# AIM OF THE EXERCISE
Check each line of the entries below for the string "date"; copy every line where it appears.

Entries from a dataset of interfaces
=== Section Start ===

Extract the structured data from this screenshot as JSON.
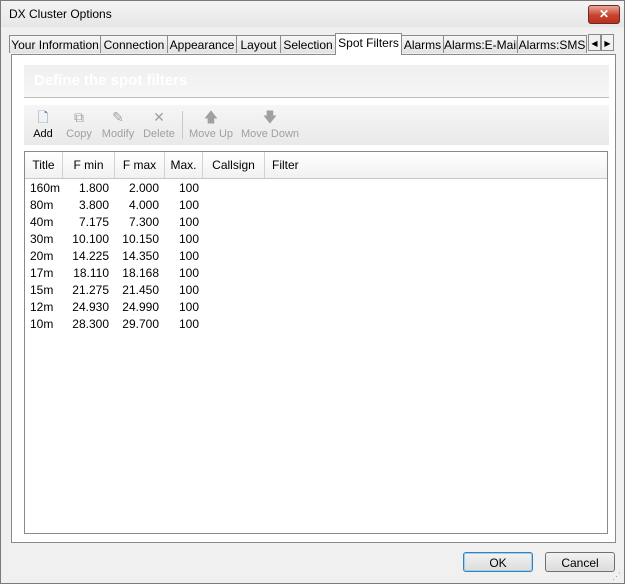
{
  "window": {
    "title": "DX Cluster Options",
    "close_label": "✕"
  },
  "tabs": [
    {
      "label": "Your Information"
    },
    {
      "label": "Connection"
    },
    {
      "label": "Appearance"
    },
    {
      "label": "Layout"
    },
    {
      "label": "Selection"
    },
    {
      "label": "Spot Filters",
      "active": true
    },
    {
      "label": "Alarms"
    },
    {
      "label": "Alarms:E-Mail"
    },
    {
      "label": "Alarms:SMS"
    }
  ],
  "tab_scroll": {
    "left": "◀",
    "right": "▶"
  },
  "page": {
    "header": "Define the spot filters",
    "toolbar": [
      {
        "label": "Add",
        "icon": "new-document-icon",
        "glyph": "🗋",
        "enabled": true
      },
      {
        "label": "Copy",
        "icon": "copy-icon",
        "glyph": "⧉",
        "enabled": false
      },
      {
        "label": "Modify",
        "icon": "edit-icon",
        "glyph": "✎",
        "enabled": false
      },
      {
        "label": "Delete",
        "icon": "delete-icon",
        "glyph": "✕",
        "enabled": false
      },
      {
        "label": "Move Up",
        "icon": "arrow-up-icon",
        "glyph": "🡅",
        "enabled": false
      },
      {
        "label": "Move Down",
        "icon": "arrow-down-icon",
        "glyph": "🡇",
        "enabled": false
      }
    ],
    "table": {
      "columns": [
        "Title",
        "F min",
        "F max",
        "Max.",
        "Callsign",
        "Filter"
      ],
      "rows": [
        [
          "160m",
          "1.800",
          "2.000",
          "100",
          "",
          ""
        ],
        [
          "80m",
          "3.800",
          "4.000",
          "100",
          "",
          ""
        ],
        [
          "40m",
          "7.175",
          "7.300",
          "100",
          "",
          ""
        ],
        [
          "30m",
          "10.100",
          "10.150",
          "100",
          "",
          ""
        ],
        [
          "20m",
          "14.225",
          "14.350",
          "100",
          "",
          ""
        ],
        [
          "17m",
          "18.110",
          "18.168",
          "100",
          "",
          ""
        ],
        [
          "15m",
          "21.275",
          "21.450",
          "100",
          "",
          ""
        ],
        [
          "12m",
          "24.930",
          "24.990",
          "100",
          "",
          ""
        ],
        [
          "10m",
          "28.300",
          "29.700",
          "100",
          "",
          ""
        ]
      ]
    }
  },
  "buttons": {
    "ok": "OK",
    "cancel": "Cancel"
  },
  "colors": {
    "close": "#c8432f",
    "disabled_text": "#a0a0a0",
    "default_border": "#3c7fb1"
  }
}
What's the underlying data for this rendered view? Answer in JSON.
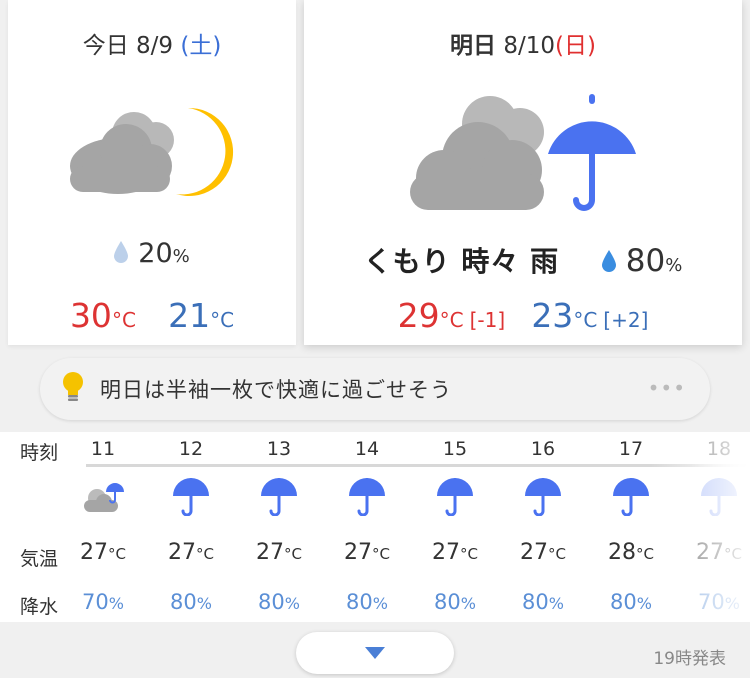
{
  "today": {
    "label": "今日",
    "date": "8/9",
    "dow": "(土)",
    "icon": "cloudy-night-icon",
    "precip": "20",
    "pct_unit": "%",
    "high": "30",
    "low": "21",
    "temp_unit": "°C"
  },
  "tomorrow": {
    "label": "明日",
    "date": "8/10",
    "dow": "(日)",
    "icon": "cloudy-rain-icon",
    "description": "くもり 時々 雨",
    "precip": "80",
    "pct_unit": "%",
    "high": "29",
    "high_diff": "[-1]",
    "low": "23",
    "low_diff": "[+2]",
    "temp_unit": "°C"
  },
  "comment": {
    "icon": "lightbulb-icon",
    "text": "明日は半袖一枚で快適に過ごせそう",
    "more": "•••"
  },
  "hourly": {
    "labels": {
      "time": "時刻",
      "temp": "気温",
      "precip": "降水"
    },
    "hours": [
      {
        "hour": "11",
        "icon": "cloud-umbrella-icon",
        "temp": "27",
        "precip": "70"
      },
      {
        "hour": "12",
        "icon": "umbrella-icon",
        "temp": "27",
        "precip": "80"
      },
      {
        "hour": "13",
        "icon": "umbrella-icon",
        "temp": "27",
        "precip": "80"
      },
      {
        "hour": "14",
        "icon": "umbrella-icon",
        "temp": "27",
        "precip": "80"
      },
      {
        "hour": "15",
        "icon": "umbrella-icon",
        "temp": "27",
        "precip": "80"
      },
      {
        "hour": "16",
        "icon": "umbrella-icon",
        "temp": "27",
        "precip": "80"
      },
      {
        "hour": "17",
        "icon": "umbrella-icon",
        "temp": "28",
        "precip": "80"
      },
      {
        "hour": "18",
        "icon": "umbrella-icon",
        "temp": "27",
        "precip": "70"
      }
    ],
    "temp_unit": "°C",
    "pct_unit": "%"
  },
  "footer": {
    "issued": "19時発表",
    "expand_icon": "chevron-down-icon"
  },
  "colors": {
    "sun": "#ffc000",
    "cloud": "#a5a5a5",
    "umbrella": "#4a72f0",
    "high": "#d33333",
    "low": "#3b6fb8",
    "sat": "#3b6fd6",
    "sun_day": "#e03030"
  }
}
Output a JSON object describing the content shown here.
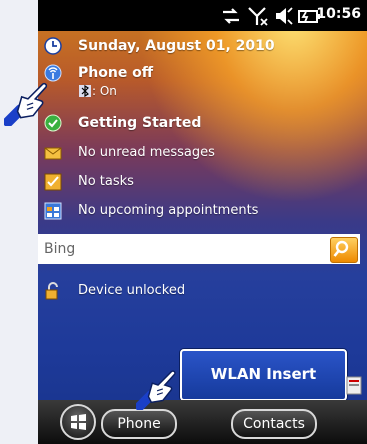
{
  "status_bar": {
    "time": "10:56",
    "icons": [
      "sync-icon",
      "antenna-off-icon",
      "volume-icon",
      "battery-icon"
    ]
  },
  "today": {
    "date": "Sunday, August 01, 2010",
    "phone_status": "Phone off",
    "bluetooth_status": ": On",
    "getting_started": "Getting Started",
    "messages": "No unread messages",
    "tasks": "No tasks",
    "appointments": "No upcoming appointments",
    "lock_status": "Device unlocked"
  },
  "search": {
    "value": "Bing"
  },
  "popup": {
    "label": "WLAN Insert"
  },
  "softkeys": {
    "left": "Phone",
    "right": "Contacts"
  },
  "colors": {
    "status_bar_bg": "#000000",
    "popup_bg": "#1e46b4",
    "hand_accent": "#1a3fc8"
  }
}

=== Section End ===

# OUTPUT OF THE TASK
    "date": "8/9",
    "date": "8/10",
    "date": "Sunday, August 01, 2010",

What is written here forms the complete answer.